Dataset excerpts START
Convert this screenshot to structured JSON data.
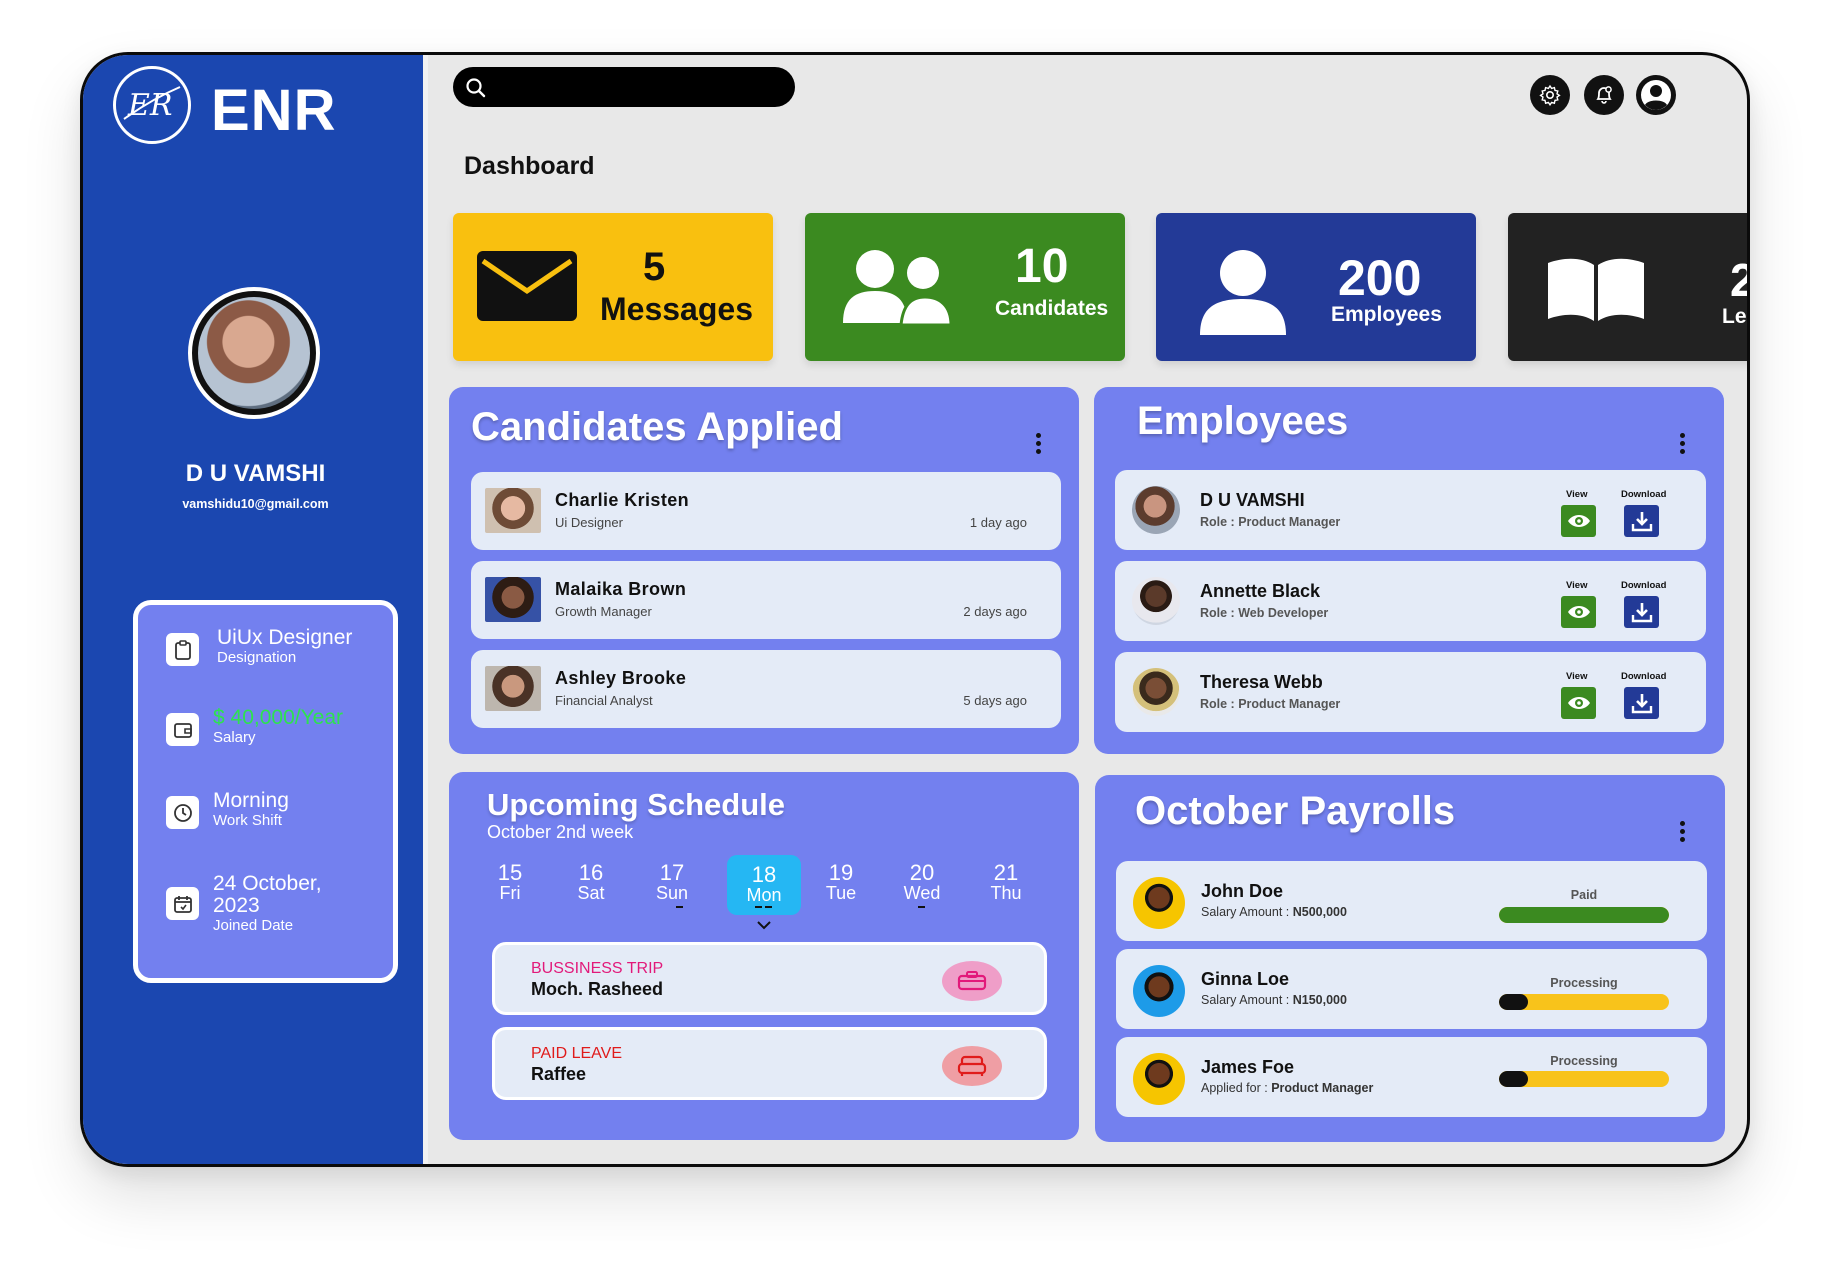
{
  "brand": {
    "name": "ENR"
  },
  "user": {
    "name": "D U VAMSHI",
    "email": "vamshidu10@gmail.com"
  },
  "profile_info": [
    {
      "value": "UiUx Designer",
      "label": "Designation",
      "icon": "clipboard-icon"
    },
    {
      "value": "$ 40,000/Year",
      "label": "Salary",
      "icon": "wallet-icon"
    },
    {
      "value": "Morning",
      "label": "Work Shift",
      "icon": "clock-icon"
    },
    {
      "value": "24 October, 2023",
      "label": "Joined Date",
      "icon": "calendar-icon"
    }
  ],
  "search": {
    "placeholder": ""
  },
  "page": {
    "title": "Dashboard"
  },
  "stats": [
    {
      "value": "5",
      "label": "Messages",
      "color": "#f9c00f",
      "icon": "envelope-icon"
    },
    {
      "value": "10",
      "label": "Candidates",
      "color": "#3b8a20",
      "icon": "users-icon"
    },
    {
      "value": "200",
      "label": "Employees",
      "color": "#233a97",
      "icon": "user-icon"
    },
    {
      "value": "2",
      "label": "Le",
      "color": "#222222",
      "icon": "book-icon"
    }
  ],
  "candidates": {
    "title": "Candidates Applied",
    "items": [
      {
        "name": "Charlie Kristen",
        "role": "Ui Designer",
        "time": "1 day ago"
      },
      {
        "name": "Malaika Brown",
        "role": "Growth Manager",
        "time": "2 days ago"
      },
      {
        "name": "Ashley Brooke",
        "role": "Financial Analyst",
        "time": "5 days ago"
      }
    ]
  },
  "employees": {
    "title": "Employees",
    "view_label": "View",
    "download_label": "Download",
    "items": [
      {
        "name": "D U VAMSHI",
        "role": "Role : Product Manager"
      },
      {
        "name": "Annette Black",
        "role": "Role : Web Developer"
      },
      {
        "name": "Theresa Webb",
        "role": "Role : Product Manager"
      }
    ]
  },
  "schedule": {
    "title": "Upcoming Schedule",
    "subtitle": "October 2nd week",
    "days": [
      {
        "date": "15",
        "weekday": "Fri"
      },
      {
        "date": "16",
        "weekday": "Sat"
      },
      {
        "date": "17",
        "weekday": "Sun"
      },
      {
        "date": "18",
        "weekday": "Mon"
      },
      {
        "date": "19",
        "weekday": "Tue"
      },
      {
        "date": "20",
        "weekday": "Wed"
      },
      {
        "date": "21",
        "weekday": "Thu"
      }
    ],
    "selected": "18",
    "events": [
      {
        "type": "BUSSINESS TRIP",
        "name": "Moch. Rasheed",
        "type_color": "#e2197a",
        "icon": "briefcase-icon"
      },
      {
        "type": "PAID LEAVE",
        "name": "Raffee",
        "type_color": "#e01b1b",
        "icon": "sofa-icon"
      }
    ]
  },
  "payrolls": {
    "title": "October Payrolls",
    "items": [
      {
        "name": "John Doe",
        "sub_label": "Salary Amount :",
        "sub_value": "N500,000",
        "status": "Paid",
        "progress": 1.0
      },
      {
        "name": "Ginna Loe",
        "sub_label": "Salary Amount :",
        "sub_value": "N150,000",
        "status": "Processing",
        "progress": 0.17
      },
      {
        "name": "James Foe",
        "sub_label": "Applied for :",
        "sub_value": "Product Manager",
        "status": "Processing",
        "progress": 0.17
      }
    ]
  }
}
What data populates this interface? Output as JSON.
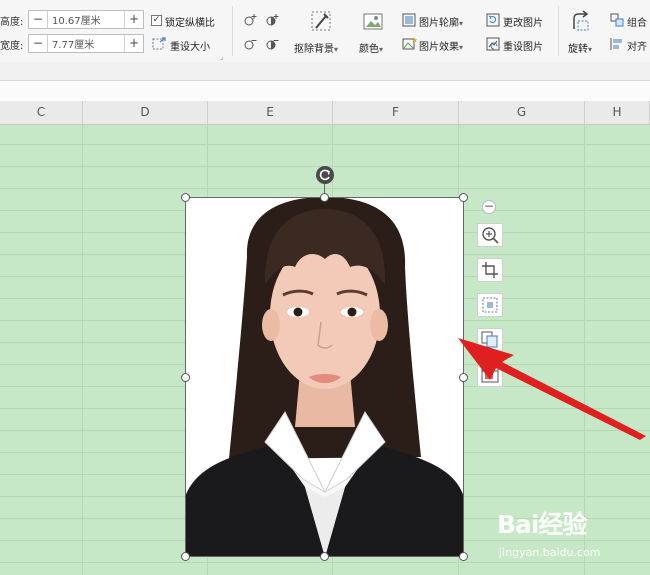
{
  "ribbon": {
    "height_label": "高度:",
    "width_label": "宽度:",
    "height_value": "10.67厘米",
    "width_value": "7.77厘米",
    "minus": "−",
    "plus": "+",
    "lock_ratio_label": "锁定纵横比",
    "lock_ratio_checked": "✓",
    "reset_size_label": "重设大小",
    "remove_bg_label": "抠除背景",
    "color_label": "颜色",
    "outline_label": "图片轮廓",
    "effects_label": "图片效果",
    "change_picture_label": "更改图片",
    "reset_picture_label": "重设图片",
    "rotate_label": "旋转",
    "group_label": "组合",
    "align_label": "对齐",
    "dropdown_arrow": "▾"
  },
  "columns": [
    "C",
    "D",
    "E",
    "F",
    "G",
    "H"
  ],
  "floating_toolbar": {
    "collapse": "−",
    "icons": [
      "zoom-in-icon",
      "crop-icon",
      "image-convert-icon",
      "image-copy-icon",
      "image-layout-icon"
    ]
  },
  "watermark": {
    "brand": "Bai经验",
    "url": "jingyan.baidu.com"
  },
  "colors": {
    "sheet_bg": "#c7e8c6",
    "gridline": "#b5d7b3",
    "arrow": "#e02020",
    "ribbon_bg": "#f6f6f6"
  }
}
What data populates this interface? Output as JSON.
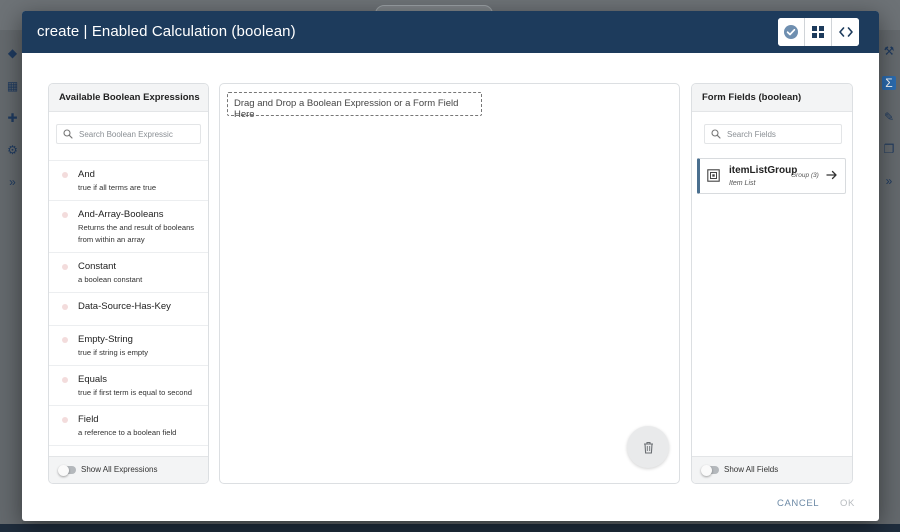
{
  "dialog": {
    "title": "create | Enabled Calculation (boolean)",
    "header_buttons": [
      "check-circle-icon",
      "grid-icon",
      "code-icon"
    ],
    "cancel_label": "CANCEL",
    "ok_label": "OK"
  },
  "left_panel": {
    "title": "Available Boolean Expressions",
    "search_placeholder": "Search Boolean Expressic",
    "expressions": [
      {
        "name": "And",
        "description": "true if all terms are true"
      },
      {
        "name": "And-Array-Booleans",
        "description": "Returns the and result of booleans from within an array"
      },
      {
        "name": "Constant",
        "description": "a boolean constant"
      },
      {
        "name": "Data-Source-Has-Key",
        "description": ""
      },
      {
        "name": "Empty-String",
        "description": "true if string is empty"
      },
      {
        "name": "Equals",
        "description": "true if first term is equal to second"
      },
      {
        "name": "Field",
        "description": "a reference to a boolean field"
      }
    ],
    "toggle_label": "Show All Expressions"
  },
  "center": {
    "drop_hint": "Drag and Drop a Boolean Expression or a Form Field Here"
  },
  "right_panel": {
    "title": "Form Fields (boolean)",
    "search_placeholder": "Search Fields",
    "fields": [
      {
        "name": "itemListGroup",
        "type": "Item List",
        "group": "Group (3)"
      }
    ],
    "toggle_label": "Show All Fields"
  },
  "colors": {
    "header_bg": "#1d3b5c",
    "field_accent": "#4a6f8f",
    "cancel_text": "#6d8aa6"
  }
}
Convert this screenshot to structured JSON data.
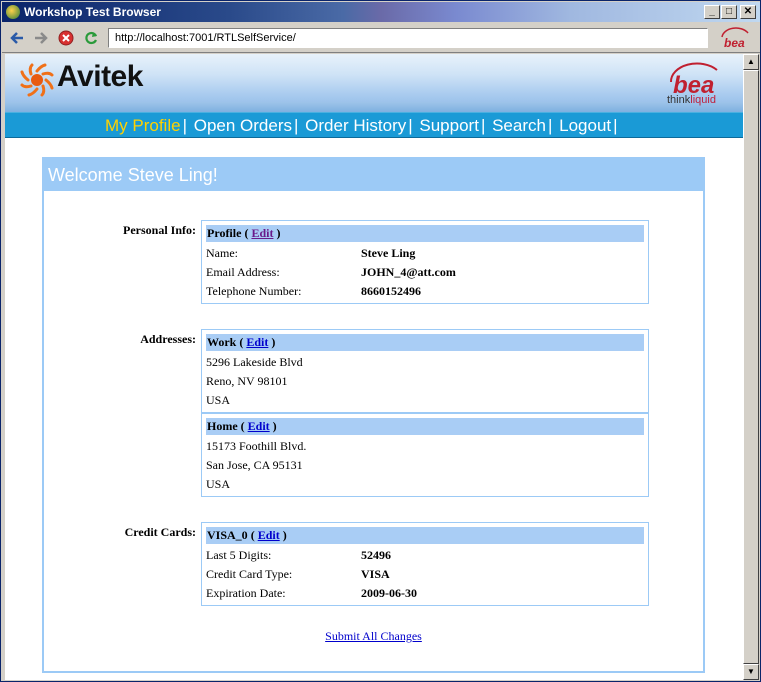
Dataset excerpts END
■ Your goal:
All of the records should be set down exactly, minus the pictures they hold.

■ Exercise output:
Convert this screenshot to structured JSON data.
{
  "brand": {
    "name": "ENR"
  },
  "user": {
    "name": "D U VAMSHI",
    "email": "vamshidu10@gmail.com"
  },
  "profile_info": [
    {
      "value": "UiUx Designer",
      "label": "Designation",
      "icon": "clipboard-icon"
    },
    {
      "value": "$ 40,000/Year",
      "label": "Salary",
      "icon": "wallet-icon"
    },
    {
      "value": "Morning",
      "label": "Work Shift",
      "icon": "clock-icon"
    },
    {
      "value": "24 October, 2023",
      "label": "Joined Date",
      "icon": "calendar-icon"
    }
  ],
  "search": {
    "placeholder": ""
  },
  "page": {
    "title": "Dashboard"
  },
  "stats": [
    {
      "value": "5",
      "label": "Messages",
      "color": "#f9c00f",
      "icon": "envelope-icon"
    },
    {
      "value": "10",
      "label": "Candidates",
      "color": "#3b8a20",
      "icon": "users-icon"
    },
    {
      "value": "200",
      "label": "Employees",
      "color": "#233a97",
      "icon": "user-icon"
    },
    {
      "value": "2",
      "label": "Le",
      "color": "#222222",
      "icon": "book-icon"
    }
  ],
  "candidates": {
    "title": "Candidates Applied",
    "items": [
      {
        "name": "Charlie Kristen",
        "role": "Ui Designer",
        "time": "1 day ago"
      },
      {
        "name": "Malaika Brown",
        "role": "Growth Manager",
        "time": "2 days ago"
      },
      {
        "name": "Ashley Brooke",
        "role": "Financial Analyst",
        "time": "5 days ago"
      }
    ]
  },
  "employees": {
    "title": "Employees",
    "view_label": "View",
    "download_label": "Download",
    "items": [
      {
        "name": "D U VAMSHI",
        "role": "Role : Product Manager"
      },
      {
        "name": "Annette Black",
        "role": "Role : Web Developer"
      },
      {
        "name": "Theresa Webb",
        "role": "Role : Product Manager"
      }
    ]
  },
  "schedule": {
    "title": "Upcoming Schedule",
    "subtitle": "October 2nd week",
    "days": [
      {
        "date": "15",
        "weekday": "Fri"
      },
      {
        "date": "16",
        "weekday": "Sat"
      },
      {
        "date": "17",
        "weekday": "Sun"
      },
      {
        "date": "18",
        "weekday": "Mon"
      },
      {
        "date": "19",
        "weekday": "Tue"
      },
      {
        "date": "20",
        "weekday": "Wed"
      },
      {
        "date": "21",
        "weekday": "Thu"
      }
    ],
    "selected": "18",
    "events": [
      {
        "type": "BUSSINESS TRIP",
        "name": "Moch. Rasheed",
        "type_color": "#e2197a",
        "icon": "briefcase-icon"
      },
      {
        "type": "PAID LEAVE",
        "name": "Raffee",
        "type_color": "#e01b1b",
        "icon": "sofa-icon"
      }
    ]
  },
  "payrolls": {
    "title": "October Payrolls",
    "items": [
      {
        "name": "John Doe",
        "sub_label": "Salary Amount :",
        "sub_value": "N500,000",
        "status": "Paid",
        "progress": 1.0
      },
      {
        "name": "Ginna Loe",
        "sub_label": "Salary Amount :",
        "sub_value": "N150,000",
        "status": "Processing",
        "progress": 0.17
      },
      {
        "name": "James Foe",
        "sub_label": "Applied for :",
        "sub_value": "Product Manager",
        "status": "Processing",
        "progress": 0.17
      }
    ]
  }
}
What data populates this interface? Output as JSON.
{
  "ribbon": {
    "height_label": "高度:",
    "width_label": "宽度:",
    "height_value": "10.67厘米",
    "width_value": "7.77厘米",
    "minus": "−",
    "plus": "+",
    "lock_ratio_label": "锁定纵横比",
    "lock_ratio_checked": "✓",
    "reset_size_label": "重设大小",
    "remove_bg_label": "抠除背景",
    "color_label": "颜色",
    "outline_label": "图片轮廓",
    "effects_label": "图片效果",
    "change_picture_label": "更改图片",
    "reset_picture_label": "重设图片",
    "rotate_label": "旋转",
    "group_label": "组合",
    "align_label": "对齐",
    "dropdown_arrow": "▾"
  },
  "columns": [
    "C",
    "D",
    "E",
    "F",
    "G",
    "H"
  ],
  "floating_toolbar": {
    "collapse": "−",
    "icons": [
      "zoom-in-icon",
      "crop-icon",
      "image-convert-icon",
      "image-copy-icon",
      "image-layout-icon"
    ]
  },
  "watermark": {
    "brand": "Bai经验",
    "url": "jingyan.baidu.com"
  },
  "colors": {
    "sheet_bg": "#c7e8c6",
    "gridline": "#b5d7b3",
    "arrow": "#e02020",
    "ribbon_bg": "#f6f6f6"
  }
}
What data populates this interface? Output as JSON.
{
  "dialog": {
    "title": "create | Enabled Calculation (boolean)",
    "header_buttons": [
      "check-circle-icon",
      "grid-icon",
      "code-icon"
    ],
    "cancel_label": "CANCEL",
    "ok_label": "OK"
  },
  "left_panel": {
    "title": "Available Boolean Expressions",
    "search_placeholder": "Search Boolean Expressic",
    "expressions": [
      {
        "name": "And",
        "description": "true if all terms are true"
      },
      {
        "name": "And-Array-Booleans",
        "description": "Returns the and result of booleans from within an array"
      },
      {
        "name": "Constant",
        "description": "a boolean constant"
      },
      {
        "name": "Data-Source-Has-Key",
        "description": ""
      },
      {
        "name": "Empty-String",
        "description": "true if string is empty"
      },
      {
        "name": "Equals",
        "description": "true if first term is equal to second"
      },
      {
        "name": "Field",
        "description": "a reference to a boolean field"
      }
    ],
    "toggle_label": "Show All Expressions"
  },
  "center": {
    "drop_hint": "Drag and Drop a Boolean Expression or a Form Field Here"
  },
  "right_panel": {
    "title": "Form Fields (boolean)",
    "search_placeholder": "Search Fields",
    "fields": [
      {
        "name": "itemListGroup",
        "type": "Item List",
        "group": "Group (3)"
      }
    ],
    "toggle_label": "Show All Fields"
  },
  "colors": {
    "header_bg": "#1d3b5c",
    "field_accent": "#4a6f8f",
    "cancel_text": "#6d8aa6"
  }
}
Convert this screenshot to structured JSON data.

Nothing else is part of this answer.